(MATERIALS PROVIDED)

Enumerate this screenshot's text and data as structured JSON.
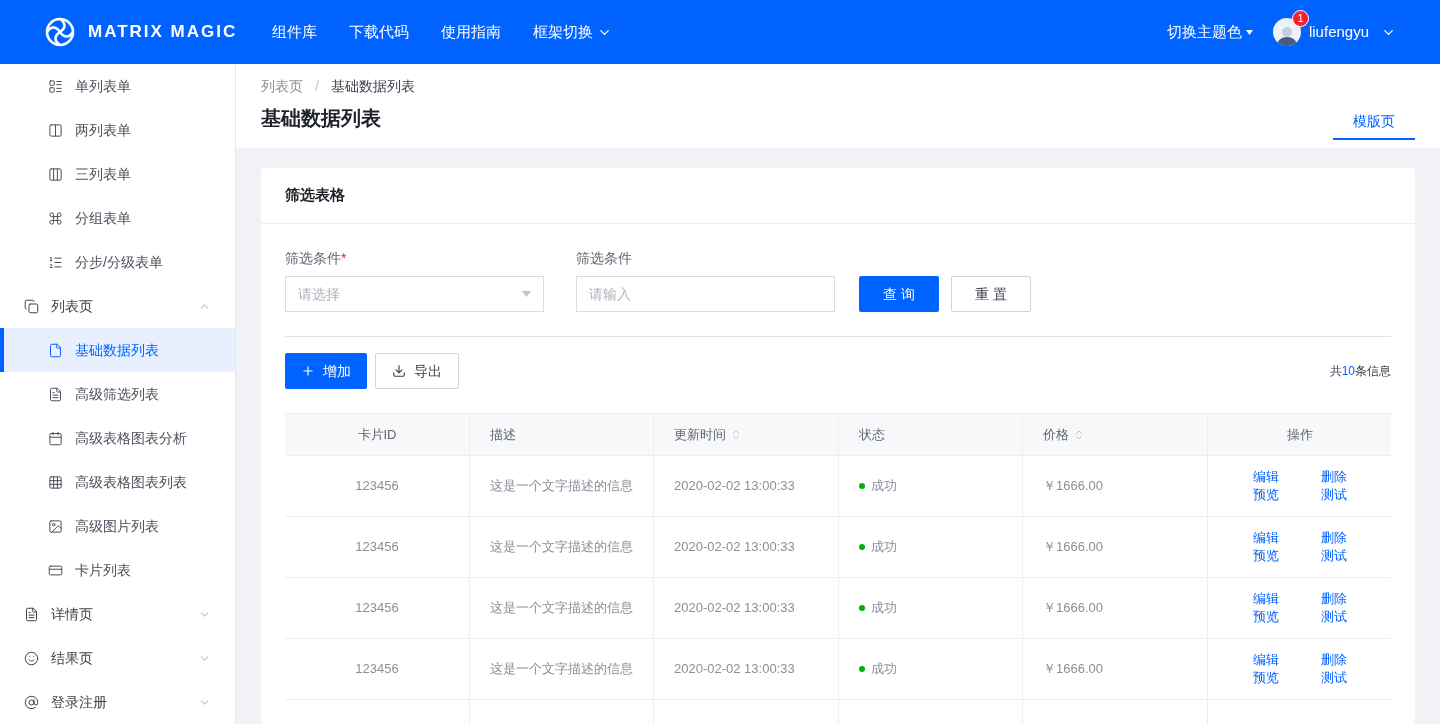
{
  "header": {
    "logo_text": "MATRIX MAGIC",
    "nav": [
      {
        "label": "组件库",
        "dropdown": false
      },
      {
        "label": "下载代码",
        "dropdown": false
      },
      {
        "label": "使用指南",
        "dropdown": false
      },
      {
        "label": "框架切换",
        "dropdown": true
      }
    ],
    "theme_switch": {
      "label": "切换主题色",
      "dropdown": true
    },
    "notification_count": "1",
    "username": "liufengyu"
  },
  "sidebar": {
    "partial_children": [
      {
        "label": "单列表单",
        "selected": false
      },
      {
        "label": "两列表单",
        "selected": false
      },
      {
        "label": "三列表单",
        "selected": false
      },
      {
        "label": "分组表单",
        "selected": false
      },
      {
        "label": "分步/分级表单",
        "selected": false
      }
    ],
    "items": [
      {
        "label": "列表页",
        "expanded": true,
        "children": [
          {
            "label": "基础数据列表",
            "selected": true
          },
          {
            "label": "高级筛选列表",
            "selected": false
          },
          {
            "label": "高级表格图表分析",
            "selected": false
          },
          {
            "label": "高级表格图表列表",
            "selected": false
          },
          {
            "label": "高级图片列表",
            "selected": false
          },
          {
            "label": "卡片列表",
            "selected": false
          }
        ]
      },
      {
        "label": "详情页",
        "expanded": false
      },
      {
        "label": "结果页",
        "expanded": false
      },
      {
        "label": "登录注册",
        "expanded": false
      }
    ]
  },
  "page_header": {
    "breadcrumb": [
      "列表页",
      "基础数据列表"
    ],
    "breadcrumb_separator": "/",
    "title": "基础数据列表",
    "tabs": [
      {
        "label": "模版页",
        "selected": true
      }
    ]
  },
  "card": {
    "title": "筛选表格",
    "required_mark": "*",
    "filters": [
      {
        "kind": "select",
        "label": "筛选条件",
        "required": true,
        "placeholder": "请选择"
      },
      {
        "kind": "input",
        "label": "筛选条件",
        "required": false,
        "placeholder": "请输入"
      }
    ],
    "filter_buttons": [
      {
        "kind": "search",
        "label": "查 询"
      },
      {
        "kind": "reset",
        "label": "重 置"
      }
    ],
    "actions": [
      {
        "kind": "add",
        "label": "增加"
      },
      {
        "kind": "export",
        "label": "导出"
      }
    ],
    "total": {
      "prefix": "共",
      "count": "10",
      "suffix": "条信息"
    },
    "table": {
      "columns": [
        {
          "label": "卡片ID",
          "sortable": false
        },
        {
          "label": "描述",
          "sortable": false
        },
        {
          "label": "更新时间",
          "sortable": true
        },
        {
          "label": "状态",
          "sortable": false
        },
        {
          "label": "价格",
          "sortable": true
        },
        {
          "label": "操作",
          "sortable": false
        }
      ],
      "rows": [
        {
          "id": "123456",
          "description": "这是一个文字描述的信息",
          "updated": "2020-02-02 13:00:33",
          "status": "成功",
          "color": "#00b300",
          "price": "￥1666.00",
          "ops": [
            "编辑",
            "删除",
            "预览",
            "测试"
          ]
        },
        {
          "id": "123456",
          "description": "这是一个文字描述的信息",
          "updated": "2020-02-02 13:00:33",
          "status": "成功",
          "color": "#00b300",
          "price": "￥1666.00",
          "ops": [
            "编辑",
            "删除",
            "预览",
            "测试"
          ]
        },
        {
          "id": "123456",
          "description": "这是一个文字描述的信息",
          "updated": "2020-02-02 13:00:33",
          "status": "成功",
          "color": "#00b300",
          "price": "￥1666.00",
          "ops": [
            "编辑",
            "删除",
            "预览",
            "测试"
          ]
        },
        {
          "id": "123456",
          "description": "这是一个文字描述的信息",
          "updated": "2020-02-02 13:00:33",
          "status": "成功",
          "color": "#00b300",
          "price": "￥1666.00",
          "ops": [
            "编辑",
            "删除",
            "预览",
            "测试"
          ]
        }
      ]
    }
  }
}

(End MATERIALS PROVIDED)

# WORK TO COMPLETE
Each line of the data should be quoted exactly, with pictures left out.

# ANSWER BELOW
Enumerate this screenshot's text and data as structured JSON.
{
  "header": {
    "logo_text": "MATRIX MAGIC",
    "nav": [
      {
        "label": "组件库",
        "dropdown": false
      },
      {
        "label": "下载代码",
        "dropdown": false
      },
      {
        "label": "使用指南",
        "dropdown": false
      },
      {
        "label": "框架切换",
        "dropdown": true
      }
    ],
    "theme_switch": {
      "label": "切换主题色",
      "dropdown": true
    },
    "notification_count": "1",
    "username": "liufengyu"
  },
  "sidebar": {
    "partial_children": [
      {
        "label": "单列表单",
        "selected": false
      },
      {
        "label": "两列表单",
        "selected": false
      },
      {
        "label": "三列表单",
        "selected": false
      },
      {
        "label": "分组表单",
        "selected": false
      },
      {
        "label": "分步/分级表单",
        "selected": false
      }
    ],
    "items": [
      {
        "label": "列表页",
        "expanded": true,
        "children": [
          {
            "label": "基础数据列表",
            "selected": true
          },
          {
            "label": "高级筛选列表",
            "selected": false
          },
          {
            "label": "高级表格图表分析",
            "selected": false
          },
          {
            "label": "高级表格图表列表",
            "selected": false
          },
          {
            "label": "高级图片列表",
            "selected": false
          },
          {
            "label": "卡片列表",
            "selected": false
          }
        ]
      },
      {
        "label": "详情页",
        "expanded": false
      },
      {
        "label": "结果页",
        "expanded": false
      },
      {
        "label": "登录注册",
        "expanded": false
      }
    ]
  },
  "page_header": {
    "breadcrumb": [
      "列表页",
      "基础数据列表"
    ],
    "breadcrumb_separator": "/",
    "title": "基础数据列表",
    "tabs": [
      {
        "label": "模版页",
        "selected": true
      }
    ]
  },
  "card": {
    "title": "筛选表格",
    "required_mark": "*",
    "filters": [
      {
        "kind": "select",
        "label": "筛选条件",
        "required": true,
        "placeholder": "请选择"
      },
      {
        "kind": "input",
        "label": "筛选条件",
        "required": false,
        "placeholder": "请输入"
      }
    ],
    "filter_buttons": [
      {
        "kind": "search",
        "label": "查 询"
      },
      {
        "kind": "reset",
        "label": "重 置"
      }
    ],
    "actions": [
      {
        "kind": "add",
        "label": "增加"
      },
      {
        "kind": "export",
        "label": "导出"
      }
    ],
    "total": {
      "prefix": "共",
      "count": "10",
      "suffix": "条信息"
    },
    "table": {
      "columns": [
        {
          "label": "卡片ID",
          "sortable": false
        },
        {
          "label": "描述",
          "sortable": false
        },
        {
          "label": "更新时间",
          "sortable": true
        },
        {
          "label": "状态",
          "sortable": false
        },
        {
          "label": "价格",
          "sortable": true
        },
        {
          "label": "操作",
          "sortable": false
        }
      ],
      "rows": [
        {
          "id": "123456",
          "description": "这是一个文字描述的信息",
          "updated": "2020-02-02 13:00:33",
          "status": "成功",
          "color": "#00b300",
          "price": "￥1666.00",
          "ops": [
            "编辑",
            "删除",
            "预览",
            "测试"
          ]
        },
        {
          "id": "123456",
          "description": "这是一个文字描述的信息",
          "updated": "2020-02-02 13:00:33",
          "status": "成功",
          "color": "#00b300",
          "price": "￥1666.00",
          "ops": [
            "编辑",
            "删除",
            "预览",
            "测试"
          ]
        },
        {
          "id": "123456",
          "description": "这是一个文字描述的信息",
          "updated": "2020-02-02 13:00:33",
          "status": "成功",
          "color": "#00b300",
          "price": "￥1666.00",
          "ops": [
            "编辑",
            "删除",
            "预览",
            "测试"
          ]
        },
        {
          "id": "123456",
          "description": "这是一个文字描述的信息",
          "updated": "2020-02-02 13:00:33",
          "status": "成功",
          "color": "#00b300",
          "price": "￥1666.00",
          "ops": [
            "编辑",
            "删除",
            "预览",
            "测试"
          ]
        }
      ]
    }
  }
}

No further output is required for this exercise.